While Porridge Radio’s lyrics are often rife with cryptic metaphors, keeping you guessing until you reach some illuminating insight, one of their most impressive skills is their use of simple repetition. Several tracks on Waterslide take a line and use it repeatedly, laying into you like the pricking needle of a tattoo gun as the constant impressions make something bigger, something beautiful. The stellar “Birthday Party” contains some of the band’s finest writing; lyrics like “Invite me to your birthday party / Watch me cry across the room” and “Panic sweats you wake up crying / Always feeling kind of sick” unfold like devastating vignettes. However, it is the repeated “I don’t want to be loved” that sells the song. Margolin says it so many times in a row that you both stop believing the message, and watch as it fills gaps in the rest of the track’s narrative. It reveals that the quiet pain and fear of abandonment previously teased stem from insecurity and a belief that our narrator is herself unlovable. Margolin is known for her volatile, moving performance, and her voice here reaches such a fever pitch that each word at the end of the song feels like glass shattering as you receive it.

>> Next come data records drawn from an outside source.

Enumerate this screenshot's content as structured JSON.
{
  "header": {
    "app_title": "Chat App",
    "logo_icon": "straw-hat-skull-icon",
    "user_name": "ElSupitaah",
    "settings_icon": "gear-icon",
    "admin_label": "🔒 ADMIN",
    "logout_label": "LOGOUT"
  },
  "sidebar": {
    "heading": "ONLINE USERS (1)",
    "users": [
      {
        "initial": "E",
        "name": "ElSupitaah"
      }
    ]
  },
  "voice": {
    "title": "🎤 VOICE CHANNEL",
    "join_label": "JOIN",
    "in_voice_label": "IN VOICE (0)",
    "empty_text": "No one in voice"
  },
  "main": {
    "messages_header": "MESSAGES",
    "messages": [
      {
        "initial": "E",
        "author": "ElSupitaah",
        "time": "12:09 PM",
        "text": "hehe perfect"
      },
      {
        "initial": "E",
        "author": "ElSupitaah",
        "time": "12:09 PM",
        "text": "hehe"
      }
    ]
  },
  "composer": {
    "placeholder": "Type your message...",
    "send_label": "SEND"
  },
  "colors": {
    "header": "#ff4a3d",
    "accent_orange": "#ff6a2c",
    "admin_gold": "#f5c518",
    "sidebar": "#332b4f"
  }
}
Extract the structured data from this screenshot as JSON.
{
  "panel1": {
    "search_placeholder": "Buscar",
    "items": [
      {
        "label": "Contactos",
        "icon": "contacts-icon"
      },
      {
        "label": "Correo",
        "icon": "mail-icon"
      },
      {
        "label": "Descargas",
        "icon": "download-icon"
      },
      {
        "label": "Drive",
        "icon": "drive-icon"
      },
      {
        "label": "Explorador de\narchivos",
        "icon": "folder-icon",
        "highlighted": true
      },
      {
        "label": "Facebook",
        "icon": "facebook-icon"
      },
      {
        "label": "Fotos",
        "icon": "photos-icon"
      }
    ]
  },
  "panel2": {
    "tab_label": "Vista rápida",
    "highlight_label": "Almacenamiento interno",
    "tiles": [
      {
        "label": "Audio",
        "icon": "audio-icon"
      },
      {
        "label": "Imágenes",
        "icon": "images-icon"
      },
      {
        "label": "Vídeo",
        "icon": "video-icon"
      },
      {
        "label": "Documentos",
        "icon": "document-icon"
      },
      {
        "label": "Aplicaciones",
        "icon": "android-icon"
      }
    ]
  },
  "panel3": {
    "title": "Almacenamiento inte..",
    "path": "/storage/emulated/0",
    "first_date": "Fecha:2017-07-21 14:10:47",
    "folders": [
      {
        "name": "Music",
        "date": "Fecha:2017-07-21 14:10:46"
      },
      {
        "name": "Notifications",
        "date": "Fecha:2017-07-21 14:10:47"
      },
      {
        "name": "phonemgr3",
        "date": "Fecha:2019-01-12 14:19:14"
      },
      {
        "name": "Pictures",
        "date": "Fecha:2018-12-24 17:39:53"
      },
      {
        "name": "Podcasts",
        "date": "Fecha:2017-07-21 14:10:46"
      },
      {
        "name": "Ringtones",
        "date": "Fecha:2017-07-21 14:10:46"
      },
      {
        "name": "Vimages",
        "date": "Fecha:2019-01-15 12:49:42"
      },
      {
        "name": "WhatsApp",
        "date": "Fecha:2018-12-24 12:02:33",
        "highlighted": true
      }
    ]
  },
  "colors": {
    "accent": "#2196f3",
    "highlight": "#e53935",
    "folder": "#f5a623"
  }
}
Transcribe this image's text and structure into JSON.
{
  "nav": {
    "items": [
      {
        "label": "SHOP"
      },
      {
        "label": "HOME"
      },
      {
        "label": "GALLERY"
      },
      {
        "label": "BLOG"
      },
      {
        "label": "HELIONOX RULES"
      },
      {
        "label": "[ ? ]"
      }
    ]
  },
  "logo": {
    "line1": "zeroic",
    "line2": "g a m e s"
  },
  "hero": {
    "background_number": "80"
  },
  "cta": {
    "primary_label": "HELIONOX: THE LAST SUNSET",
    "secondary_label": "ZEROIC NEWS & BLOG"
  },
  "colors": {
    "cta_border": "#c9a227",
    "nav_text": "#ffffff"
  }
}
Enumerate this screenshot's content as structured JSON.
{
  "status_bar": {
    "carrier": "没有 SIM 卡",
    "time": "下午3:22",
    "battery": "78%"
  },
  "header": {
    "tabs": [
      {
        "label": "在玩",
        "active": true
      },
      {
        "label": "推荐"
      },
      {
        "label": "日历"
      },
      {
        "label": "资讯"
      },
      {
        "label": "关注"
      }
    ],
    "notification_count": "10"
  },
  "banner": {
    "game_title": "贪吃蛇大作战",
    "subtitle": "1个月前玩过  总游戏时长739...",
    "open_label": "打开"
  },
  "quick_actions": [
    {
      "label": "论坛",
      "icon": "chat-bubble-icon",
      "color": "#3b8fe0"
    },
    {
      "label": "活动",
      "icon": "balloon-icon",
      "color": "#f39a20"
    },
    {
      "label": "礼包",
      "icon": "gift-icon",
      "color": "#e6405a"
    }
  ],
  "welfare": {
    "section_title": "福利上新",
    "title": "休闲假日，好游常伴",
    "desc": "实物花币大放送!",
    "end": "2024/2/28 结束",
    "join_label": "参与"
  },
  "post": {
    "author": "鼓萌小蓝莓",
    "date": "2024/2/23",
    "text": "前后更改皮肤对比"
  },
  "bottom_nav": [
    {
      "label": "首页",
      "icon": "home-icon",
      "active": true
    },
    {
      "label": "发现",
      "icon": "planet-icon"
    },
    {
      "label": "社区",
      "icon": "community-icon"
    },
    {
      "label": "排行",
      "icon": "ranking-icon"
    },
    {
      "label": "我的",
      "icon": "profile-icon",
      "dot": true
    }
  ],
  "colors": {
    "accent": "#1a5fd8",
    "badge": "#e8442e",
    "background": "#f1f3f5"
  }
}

The band employ repetition again on “U Can Be Happy If U Want To.” They tether the song to a whiny, hovering synth line as it tries to keep its parts from their inevitable drifting out into disorder. Much of the lyricism is concerned with willfully obtuse phrases like, “My voice is stuck to your voice / So everything I say belongs to you,” so the narrative it paints is as jumbled and abstract as a Picasso. Several lines are visceral, but never upsetting—“My skin is tied to your skin / So everything you touch, I touch.” The repetition here comes at the song’s end as Margolin chants “Back, and back, and back” enough times that her voice becomes something more like a drum pattern, lost in a torrent the band have whipped up.
When a band share an album as maximal, raw and enticing as Porridge Radio did with the release of Every Bad, it can feel like dialing things up further is an insurmountable task. There’s an inherent risk of pushing things too far and falling from too great a height. While moments on Waterslide, Diving Board, Ladder to the Sky build on the band’s massive sound, the band find success in embracing their own fears and taking leaps of faith. They show they don’t need to burn down what they’ve built and start over—they can grow outward, not just upward. These songs are some of the best and most inventive they’ve done, and they prove that Porridge Radio, while always burning brightly, are no mere flash in the pan.
Eric Bennett is a music critic with bylines at Post-Trash, The Grey Estates and The Alternative. They are also a co-host of Endless Scroll, a weekly podcast covering the intersection of music and internet culture. You can follow them on Twitter at @violet_by_hole.